A Pakistan army helicopter has crashed in mountainous territory, killing seven people, including the Philippine and Norwegian ambassadors.
It crashed during an emergency landing in the Pakistani-administered Gilgit-Baltistan region.
The wives of the Indonesian and Malaysian envoys, two pilots and a crew member also died. They were to attend the opening of a tourism project.
Two senior Pakistani ministers said the crash was down to a technical fault.
Earlier, the Pakistani Taliban said they were behind the attack.
But Defence Minister Khawaja Asif, and Foreign Minister Azez Chaudhury said there appeared to have been technical problems with the helicopter.
Analysis: M Ilyas Khan, BBC News, Islamabad
This is one of the most tragic aviation disasters for the Pakistani military in decades. The last time one of its air crashes killed a foreign diplomat was in 1988 when a C-130, carrying then military ruler Gen Zia ul-Haq, US Ambassador Arnold Raphel and several of the army top brass, crashed in southern Pakistan, killing all on board.
The diplomats flying in the ill-fated MI-17 on Friday were headed for the inauguration of a ski chairlift, built in the breathtaking resort of Naltar, in northern Pakistan.
The 180-seat lift was donated by Switzerland and installed by the Pakistan Air Force. Its test run was completed in August, but its formal opening was delayed several times due to Prime Minister Nawaz Sharif’s preoccupations elsewhere.

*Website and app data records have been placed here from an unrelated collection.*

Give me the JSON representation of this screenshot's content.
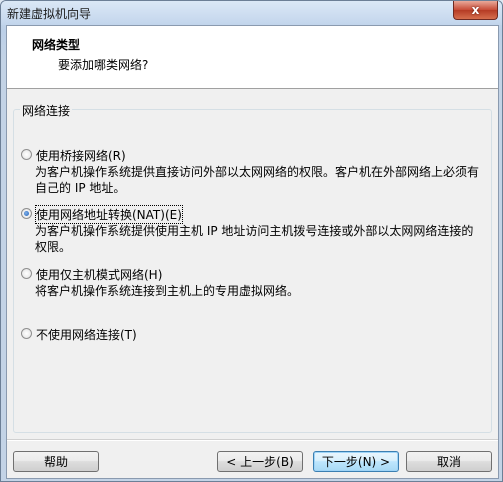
{
  "window": {
    "title": "新建虚拟机向导",
    "close_glyph": "x"
  },
  "header": {
    "title": "网络类型",
    "subtitle": "要添加哪类网络?"
  },
  "group": {
    "legend": "网络连接"
  },
  "options": [
    {
      "label": "使用桥接网络(R)",
      "desc": "为客户机操作系统提供直接访问外部以太网网络的权限。客户机在外部网络上必须有自己的 IP 地址。",
      "checked": false
    },
    {
      "label": "使用网络地址转换(NAT)(E)",
      "desc": "为客户机操作系统提供使用主机 IP 地址访问主机拨号连接或外部以太网网络连接的权限。",
      "checked": true
    },
    {
      "label": "使用仅主机模式网络(H)",
      "desc": "将客户机操作系统连接到主机上的专用虚拟网络。",
      "checked": false
    },
    {
      "label": "不使用网络连接(T)",
      "desc": "",
      "checked": false
    }
  ],
  "buttons": {
    "help": "帮助",
    "back": "< 上一步(B)",
    "next": "下一步(N) >",
    "cancel": "取消"
  }
}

Today Mr Sharif flew to within 40km (25 miles) of Naltar valley, but just then the news of the crash came and he had to turn back without touching down at the regional airport in Gilgit.
Originally published here